Rogers's Bid for Leafs, Raptors Would Add More Sports Content for Wireless

Dec. 1 (Bloomberg) -- Rogers Communications Inc. may bid for the Toronto Maple Leafs hockey team and the Raptors basketball club for about C$1.3 billion ($1.28 billion), the Toronto Star reported, which would add sports programming to keep pace with competitors such as BCE Inc.

Rogers, Canada’s largest wireless carrier, is in talks to buy a 66 percent stake in Maple Leaf Sports & Entertainment Ltd. from the Ontario Teachers’ Pension Plan, the Toronto Star reported today. The purchase would include the Toronto FC soccer club, the Marlies minor-league hockey team and media ventures, the Star said.

A deal would give Toronto-based Rogers, which owns Major League Baseball’s Toronto Blue Jays, more exclusive sports content for customers.

“The sports properties do represent the kind of glue they need to keep you from straying,” said Iain Grant, managing director of research firm Seaboard Group in Montreal. “What I like about the concept is the properties are in Rogers’ core area and Ontario represents a substantial portion of Rogers’ revenue.”

Deborah Allan, a spokeswoman for Ontario Teachers’, declined to comment. Teachers’ bought an additional 7.7 percent stake in Maple Leaf Sports in August 2009, boosting its ownership to 66 percent.

BCE Adds TSN

Rogers said there is no change in its relationship with Maple Leaf Sports, according to an e-mailed statement today. Rogers has a long-standing arrangement with Maple Leaf and is “always in discussions” over sports content. The company said it can’t comment on “rumor and speculation.”

BCE, Canada’s No. 2 wireless carrier, agreed to buy Canadian broadcaster CTV for C$1.3 billion in September to add 27 television stations across the country and 30 specialty channels including the sports channel TSN. Calgary-based Shaw Communications Inc. won approval in October for its C$2 billion purchase of Canwest Global Communications Corp.’s TV assets.

Rogers dropped 10 cents to C$36.19 at 4:15 p.m. in Toronto Stock Exchange trading. The stock has gained 11 percent this year. BCE rose 49 cents to C$35.20.

The Toronto Maple Leafs franchise is the most valuable in the National Hockey League, valued at $470 million, followed by the New York Rangers, Forbes magazine reported in November 2009.

‘They Want More’

If talks are happening, “what it says is that they must be happy with the sports assets they already own, and that’s working for them, and they want more,” said Doug Davis, president of Toronto-based Davis-Rea Ltd., which manages C$400 million in assets including BCE stock, though not Rogers shares.

The transaction with Rogers would include all the sports properties owned by Maple Leaf Sports, including the Leafs and Raptors television stations, the Star said. It wouldn’t include the real-estate holdings, the Star said.

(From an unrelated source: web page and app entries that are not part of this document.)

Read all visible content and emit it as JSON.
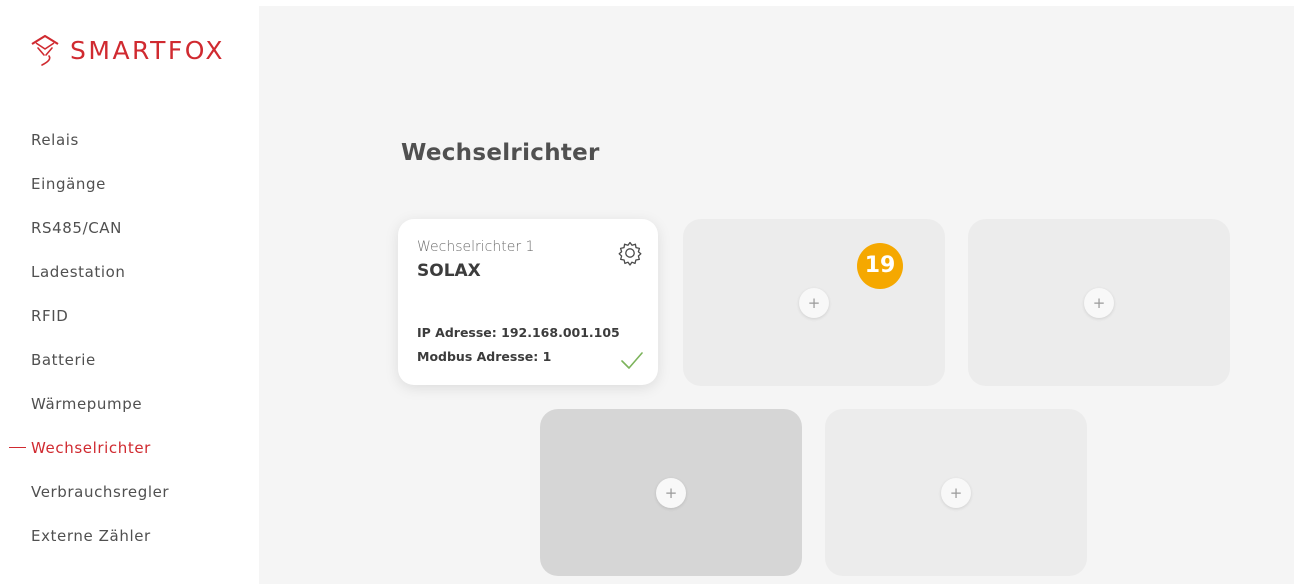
{
  "brand": {
    "name": "SMARTFOX",
    "color": "#d02a30"
  },
  "sidebar": {
    "items": [
      {
        "label": "Relais"
      },
      {
        "label": "Eingänge"
      },
      {
        "label": "RS485/CAN"
      },
      {
        "label": "Ladestation"
      },
      {
        "label": "RFID"
      },
      {
        "label": "Batterie"
      },
      {
        "label": "Wärmepumpe"
      },
      {
        "label": "Wechselrichter",
        "active": true
      },
      {
        "label": "Verbrauchsregler"
      },
      {
        "label": "Externe Zähler"
      }
    ]
  },
  "main": {
    "title": "Wechselrichter",
    "inverter": {
      "subtitle": "Wechselrichter 1",
      "name": "SOLAX",
      "ip": "IP Adresse: 192.168.001.105",
      "modbus": "Modbus Adresse: 1",
      "status_icon": "check-icon",
      "settings_icon": "gear-icon"
    },
    "add_label": "+",
    "step_badge": "19",
    "badge_color": "#f5a800"
  }
}
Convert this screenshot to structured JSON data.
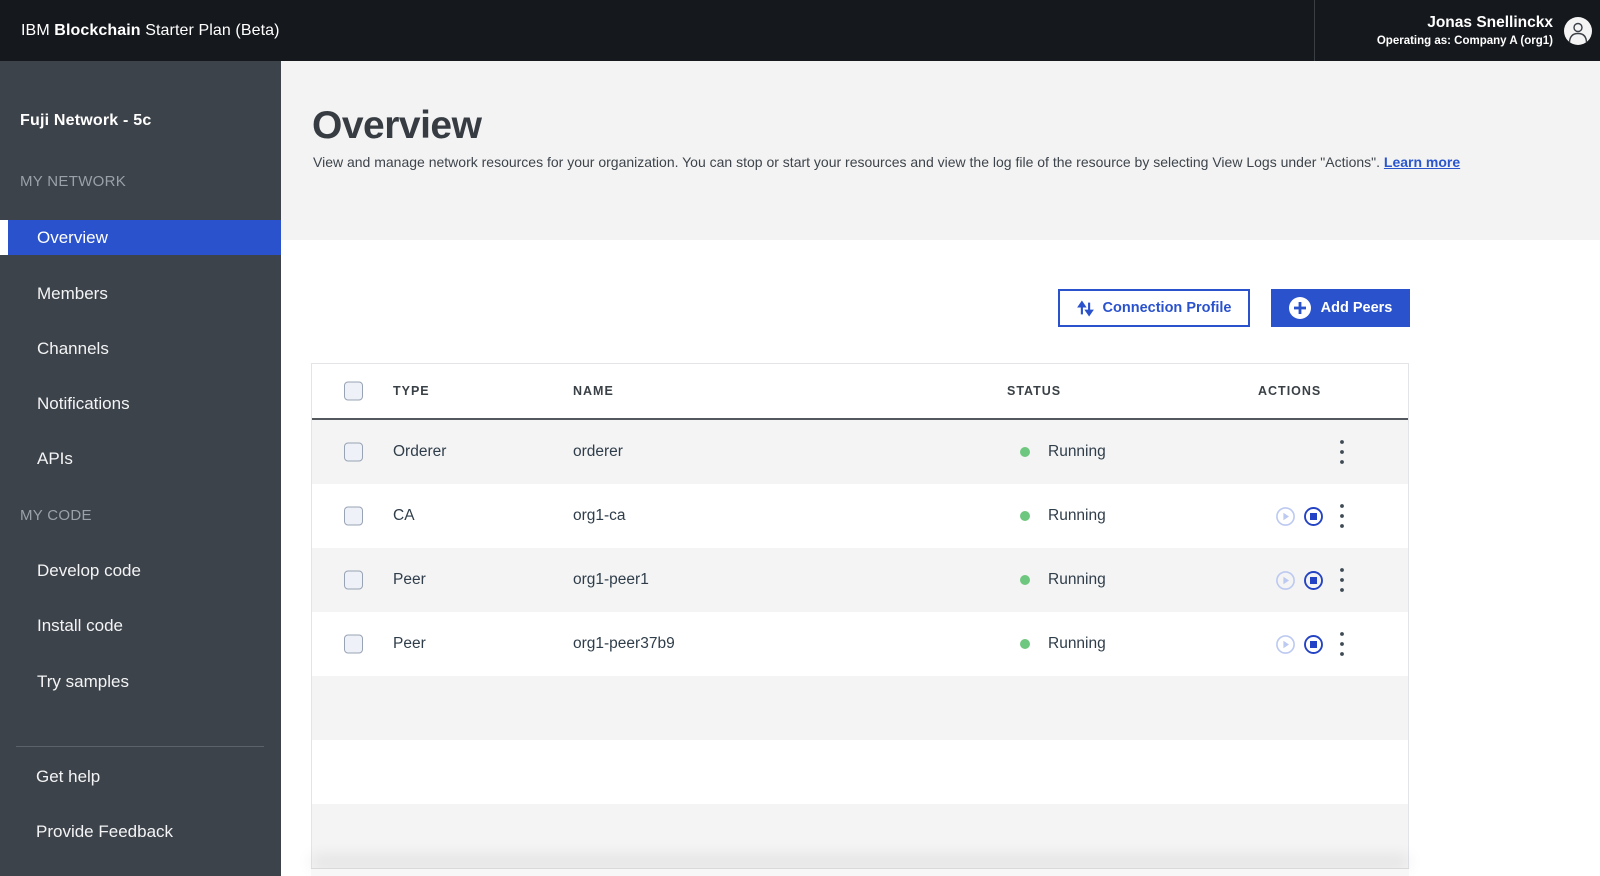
{
  "topbar": {
    "brand_prefix": "IBM ",
    "brand_bold": "Blockchain",
    "brand_suffix": " Starter Plan (Beta)",
    "user": {
      "name": "Jonas Snellinckx",
      "operating_as": "Operating as: Company A (org1)"
    }
  },
  "sidebar": {
    "network_title": "Fuji Network - 5c",
    "section_my_network": "MY NETWORK",
    "section_my_code": "MY CODE",
    "items": [
      {
        "label": "Overview",
        "selected": true
      },
      {
        "label": "Members"
      },
      {
        "label": "Channels"
      },
      {
        "label": "Notifications"
      },
      {
        "label": "APIs"
      },
      {
        "label": "Develop code"
      },
      {
        "label": "Install code"
      },
      {
        "label": "Try samples"
      },
      {
        "label": "Get help"
      },
      {
        "label": "Provide Feedback"
      }
    ]
  },
  "page": {
    "title": "Overview",
    "description": "View and manage network resources for your organization. You can stop or start your resources and view the log file of the resource by selecting View Logs under \"Actions\". ",
    "learn_more": "Learn more"
  },
  "toolbar": {
    "connection_profile_label": "Connection Profile",
    "add_peers_label": "Add Peers"
  },
  "table": {
    "columns": [
      "TYPE",
      "NAME",
      "STATUS",
      "ACTIONS"
    ],
    "rows": [
      {
        "type": "Orderer",
        "name": "orderer",
        "status": "Running"
      },
      {
        "type": "CA",
        "name": "org1-ca",
        "status": "Running"
      },
      {
        "type": "Peer",
        "name": "org1-peer1",
        "status": "Running"
      },
      {
        "type": "Peer",
        "name": "org1-peer37b9",
        "status": "Running"
      }
    ]
  },
  "colors": {
    "accent_blue": "#2a52cc",
    "topbar_bg": "#15181c",
    "sidebar_bg": "#3d434a",
    "band_bg": "#f3f3f3",
    "zebra_gray": "#f4f4f4",
    "status_green": "#6ec77f"
  }
}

Richard Peddie, Maple Leaf Sports’ chief executive officer, declined to comment to the Star, and referred calls to Ontario Teachers’, the newspaper said. Peddie announced yesterday that he plans to step down at the end of 2011.

It’s not known whether Rogers is the only bidder or whether the pension plan intends to speak with other parties, the Star said. Kilmer Sports Inc., a firm owned by Larry Tanenbaum, owns 20.5 percent of Maple Leaf Sports, while TD Capital, a unit of Toronto-Dominion Bank, holds 13.5 percent, the paper said.

“While a deal does not appear imminent, we would not be overly surprised to see such a deal over time” given Rogers’ investment in sports and BCE’s stake in the Montreal Canadiens hockey franchise, said Dvai Ghose, an analyst at Canaccord Genuity Corp. in Toronto. He has a “hold” rating on Rogers.

Rogers could “easily” finance such a deal with C$344 million in cash and C$2.2 billion in untapped credit, he said.

To contact the reporters on this story: Hugo Miller in Toronto at hugomiller@bloomberg.net

To contact the editors responsible for this story: David Scanlan at dscanlan@bloomberg.net; Peter Elstrom at pelstrom@bloomberg.net

Press spacebar to pause and continue. Press esc to stop.

Bloomberg reserves the right to remove comments but is under no obligation to do so, or to explain individual moderation decisions.

Please enable JavaScript to view the comments powered by Disqus.